Rapunzel has grown up in a tower filled with everything she could ever want – beautiful dresses, a harp, books filled with stories about her and her beloved Witch. All the stories warn of the dangerousness of things on the ground, the evil of the princes who’d want to lure Rapunzel out of her tower. Rapunzel has never wanted to leave. But when a boy named Jack climbs up into her tower and claims that he’s met her before – that they talked just recently – she is confused. And when he says that the red fairies are trying to kill Witch, she decides she needs to investigate the situation on her own. Why would anyone not love Witch as much as she does?
It turns out that the fairy headwoman, Glyph, is dangerously ill because of something Rapunzel unwittingly did. Rapunzel doesn’t remember – but she has to admit that there’s a lot she doesn’t remember. Glyph’s husband, Rune, is outraged, but Glyph is inclined to be more forgiving. Rapunzel’s one chance to redeem herself to the fairies and earn a chance to save herself and Witch is to journey to the distant woods and meet the Woodmother. Jack will accompany her to keep her safe, although he has his own hidden mission. As Rapunzel sees more of life on the ground, she realizes that much of what Witch told her wasn’t true. What will happen when Rapunzel learns the truth about Witch, and why did Witch work so hard to keep Rapunzel happy and not wanting to get out of the tower?
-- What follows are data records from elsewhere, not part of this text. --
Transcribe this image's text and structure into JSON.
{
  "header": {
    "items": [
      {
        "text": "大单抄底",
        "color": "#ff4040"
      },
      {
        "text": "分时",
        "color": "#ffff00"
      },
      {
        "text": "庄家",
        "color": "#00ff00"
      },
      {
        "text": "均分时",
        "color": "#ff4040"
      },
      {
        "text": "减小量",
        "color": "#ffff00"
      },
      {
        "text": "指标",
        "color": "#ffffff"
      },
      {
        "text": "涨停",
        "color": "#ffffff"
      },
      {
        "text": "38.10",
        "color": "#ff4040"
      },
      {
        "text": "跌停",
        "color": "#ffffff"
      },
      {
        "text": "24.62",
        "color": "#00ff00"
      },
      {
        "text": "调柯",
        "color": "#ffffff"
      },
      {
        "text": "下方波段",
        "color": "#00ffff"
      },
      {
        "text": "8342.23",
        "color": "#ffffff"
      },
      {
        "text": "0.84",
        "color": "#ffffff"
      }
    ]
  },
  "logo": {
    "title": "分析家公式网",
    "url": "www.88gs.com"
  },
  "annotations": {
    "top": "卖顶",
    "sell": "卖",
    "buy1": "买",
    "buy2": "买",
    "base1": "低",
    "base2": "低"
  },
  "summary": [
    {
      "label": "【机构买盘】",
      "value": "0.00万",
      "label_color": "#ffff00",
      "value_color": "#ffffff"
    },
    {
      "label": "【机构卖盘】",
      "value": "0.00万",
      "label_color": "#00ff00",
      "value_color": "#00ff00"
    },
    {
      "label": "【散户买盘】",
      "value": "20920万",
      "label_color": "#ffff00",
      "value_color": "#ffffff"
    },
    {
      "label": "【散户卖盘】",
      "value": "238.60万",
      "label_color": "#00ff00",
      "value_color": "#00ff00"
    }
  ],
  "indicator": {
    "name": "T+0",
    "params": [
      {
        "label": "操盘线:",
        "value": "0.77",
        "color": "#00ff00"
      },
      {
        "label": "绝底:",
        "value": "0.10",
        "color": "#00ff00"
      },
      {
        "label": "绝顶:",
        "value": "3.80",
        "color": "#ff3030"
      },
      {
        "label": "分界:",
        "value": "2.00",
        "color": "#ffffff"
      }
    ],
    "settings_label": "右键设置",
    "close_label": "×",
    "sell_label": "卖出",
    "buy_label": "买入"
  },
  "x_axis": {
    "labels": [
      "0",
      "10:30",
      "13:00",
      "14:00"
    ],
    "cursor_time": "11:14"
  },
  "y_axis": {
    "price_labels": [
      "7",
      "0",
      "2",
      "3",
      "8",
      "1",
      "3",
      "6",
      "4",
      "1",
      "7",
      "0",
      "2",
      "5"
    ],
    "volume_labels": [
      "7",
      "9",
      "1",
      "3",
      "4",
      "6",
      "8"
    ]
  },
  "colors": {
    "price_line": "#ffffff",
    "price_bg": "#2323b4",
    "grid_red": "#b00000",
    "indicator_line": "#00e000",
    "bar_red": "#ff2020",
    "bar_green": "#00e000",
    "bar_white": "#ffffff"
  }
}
I wasn’t actually sure I needed another Rapunzel retelling – Zel by Donna Jo Napoli and Rapunzel’s Revenge by Shannon and Dean Hale are both so good. I should remember that there’s always room for another retelling of the classics. This started off feeling like a fun, light romp, but got much deeper along the way as Rapunzel herself went from a superficial to a much more nuanced understanding of the world. The underlying message read to me as the importance of compassion over innocence. Just beautiful – thoughtful without feeling weighed down. There’s plenty to laugh at, too, including Rapunzel’s struggles with lugging her massive amounts of hair around. The world of Tyme, with its multiple countries named after colors, is also fun to explore. At first, I thought it was an odd choice. Then I looked more closely at the color names – more than a rainbow, including colors like Crimson, Brown and Lilac – and realized that the countries are named after Andrew and Leonora Lang’s groundbreaking Fairy Books, all named after colors and now available as free ebooks from Project Gutenberg. Rapunzel fans can also check out my Rapunzel Round-up post focused on picture book retellings.
This title has been nominated for the Cybils. This review is my own opinion, not that of the committee.